■ Aim of the exercise: Return the records below in full. Keep every word exact and skip the images.
*** Block opens ***
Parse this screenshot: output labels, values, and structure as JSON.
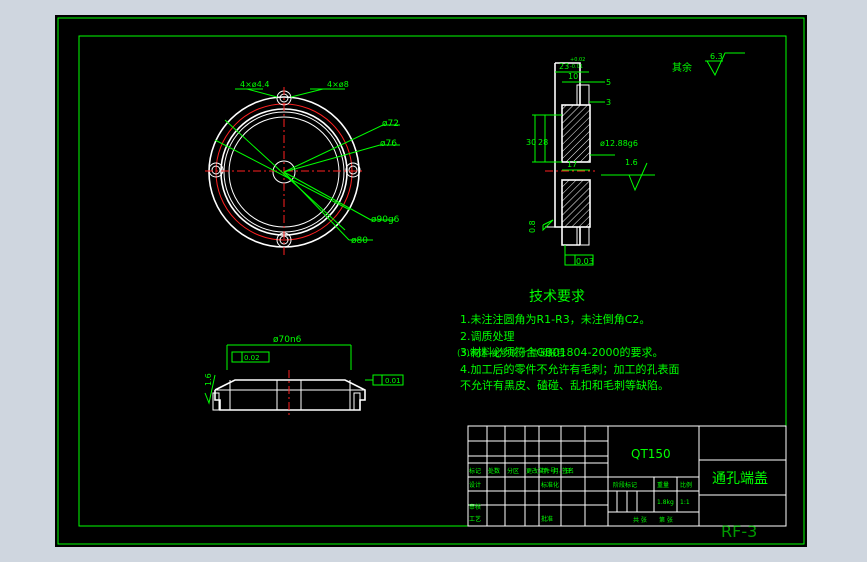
{
  "dims": {
    "d1": "4×ø4.4",
    "d2": "4×ø8",
    "d3": "ø72",
    "d4": "ø76",
    "d5": "ø90g6",
    "d6": "ø80",
    "s1": "23",
    "s1_tol_up": "+0.02",
    "s1_tol_dn": "-0.01",
    "s2": "10",
    "s3": "5",
    "s4": "3",
    "s5": "30",
    "s6": "28",
    "s7": "17",
    "s8": "ø12.88g6",
    "rough1": "1.6",
    "rough2": "0.8",
    "rough3": "1.6",
    "tol_frame": "0.03",
    "bot_dim": "ø70n6",
    "bot_tol": "0.02",
    "bot_tol2": "0.01"
  },
  "roughness_note": {
    "label": "其余",
    "value": "6.3"
  },
  "tech": {
    "title": "技术要求",
    "line1": "1.未注注圆角为R1-R3，未注倒角C2。",
    "line2": "2.调质处理",
    "line3a": "(3)铸造 化学成分 检验报告",
    "line3b": "3.材料必须符合GB01804-2000的要求。",
    "line4": "4.加工后的零件不允许有毛刺；加工的孔表面",
    "line5": "不允许有黑皮、磕碰、乱扣和毛刺等缺陷。"
  },
  "title_block": {
    "material": "QT150",
    "part_name": "通孔端盖",
    "drawing_no": "RF-3",
    "small": {
      "c1": "标记",
      "c2": "处数",
      "c3": "分区",
      "c4": "更改文件号",
      "c5": "签名",
      "c6": "年、月、日",
      "r2c1": "设计",
      "r2c2": "标准化",
      "r3c1": "审核",
      "r4c1": "工艺",
      "r4c3": "批准",
      "stage": "阶段标记",
      "weight": "重量",
      "scale": "比例",
      "weight_val": "1.8kg",
      "scale_val": "1:1",
      "sheets": "共 张",
      "sheet": "第 张"
    }
  }
}
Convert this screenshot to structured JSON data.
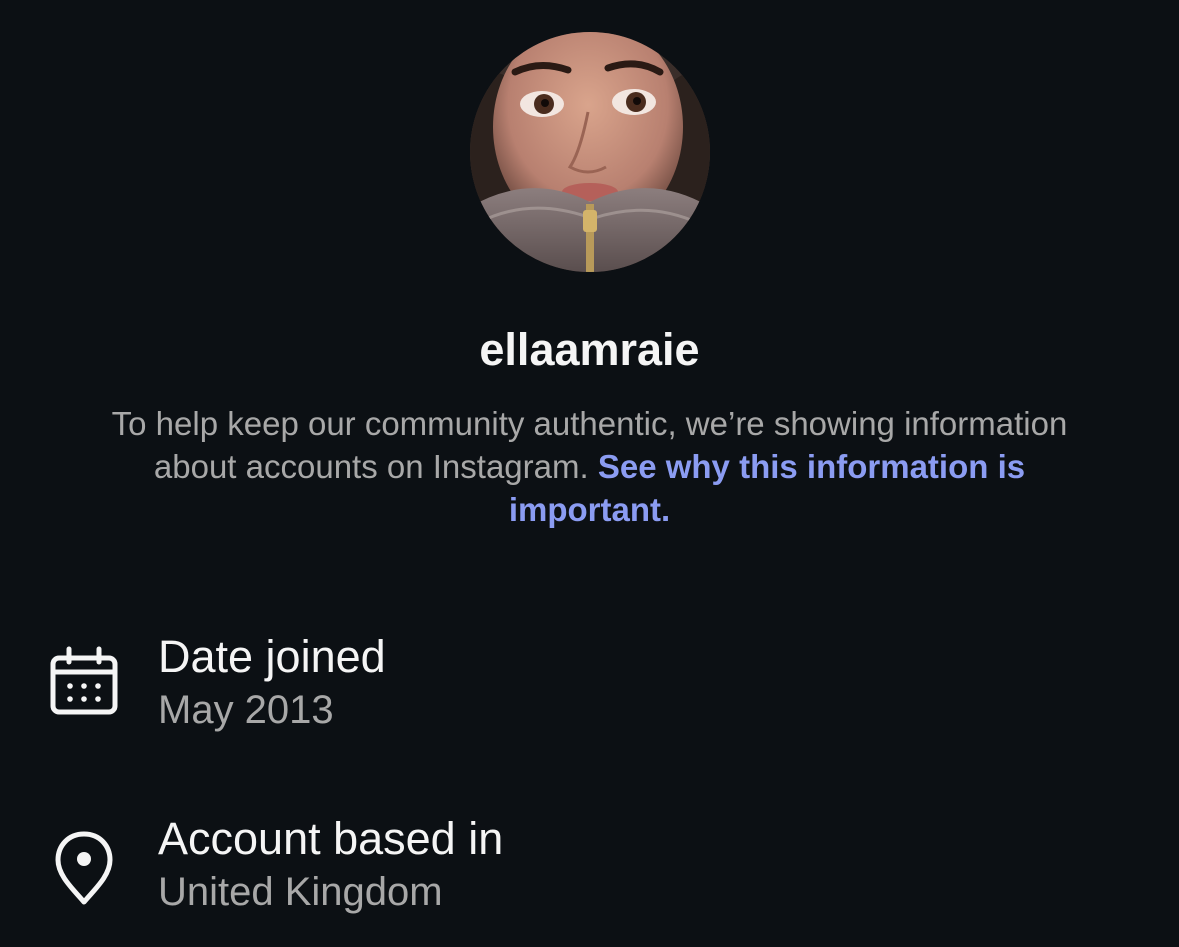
{
  "profile": {
    "username": "ellaamraie"
  },
  "notice": {
    "text": "To help keep our community authentic, we’re showing information about accounts on Instagram.",
    "link_text": "See why this information is important."
  },
  "details": {
    "date_joined": {
      "label": "Date joined",
      "value": "May 2013",
      "icon": "calendar-icon"
    },
    "account_based_in": {
      "label": "Account based in",
      "value": "United Kingdom",
      "icon": "location-pin-icon"
    }
  },
  "colors": {
    "background": "#0c1014",
    "primary_text": "#f5f5f5",
    "secondary_text": "#a8a8a8",
    "link": "#8b9cf2"
  }
}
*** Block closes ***
■ Answer to the exercise:
Parse this screenshot: output labels, values, and structure as JSON.
{
  "dims": {
    "d1": "4×ø4.4",
    "d2": "4×ø8",
    "d3": "ø72",
    "d4": "ø76",
    "d5": "ø90g6",
    "d6": "ø80",
    "s1": "23",
    "s1_tol_up": "+0.02",
    "s1_tol_dn": "-0.01",
    "s2": "10",
    "s3": "5",
    "s4": "3",
    "s5": "30",
    "s6": "28",
    "s7": "17",
    "s8": "ø12.88g6",
    "rough1": "1.6",
    "rough2": "0.8",
    "rough3": "1.6",
    "tol_frame": "0.03",
    "bot_dim": "ø70n6",
    "bot_tol": "0.02",
    "bot_tol2": "0.01"
  },
  "roughness_note": {
    "label": "其余",
    "value": "6.3"
  },
  "tech": {
    "title": "技术要求",
    "line1": "1.未注注圆角为R1-R3，未注倒角C2。",
    "line2": "2.调质处理",
    "line3a": "(3)铸造 化学成分 检验报告",
    "line3b": "3.材料必须符合GB01804-2000的要求。",
    "line4": "4.加工后的零件不允许有毛刺；加工的孔表面",
    "line5": "不允许有黑皮、磕碰、乱扣和毛刺等缺陷。"
  },
  "title_block": {
    "material": "QT150",
    "part_name": "通孔端盖",
    "drawing_no": "RF-3",
    "small": {
      "c1": "标记",
      "c2": "处数",
      "c3": "分区",
      "c4": "更改文件号",
      "c5": "签名",
      "c6": "年、月、日",
      "r2c1": "设计",
      "r2c2": "标准化",
      "r3c1": "审核",
      "r4c1": "工艺",
      "r4c3": "批准",
      "stage": "阶段标记",
      "weight": "重量",
      "scale": "比例",
      "weight_val": "1.8kg",
      "scale_val": "1:1",
      "sheets": "共 张",
      "sheet": "第 张"
    }
  }
}
Convert this screenshot to structured JSON data.
{
  "profile": {
    "username": "ellaamraie"
  },
  "notice": {
    "text": "To help keep our community authentic, we’re showing information about accounts on Instagram.",
    "link_text": "See why this information is important."
  },
  "details": {
    "date_joined": {
      "label": "Date joined",
      "value": "May 2013",
      "icon": "calendar-icon"
    },
    "account_based_in": {
      "label": "Account based in",
      "value": "United Kingdom",
      "icon": "location-pin-icon"
    }
  },
  "colors": {
    "background": "#0c1014",
    "primary_text": "#f5f5f5",
    "secondary_text": "#a8a8a8",
    "link": "#8b9cf2"
  }
}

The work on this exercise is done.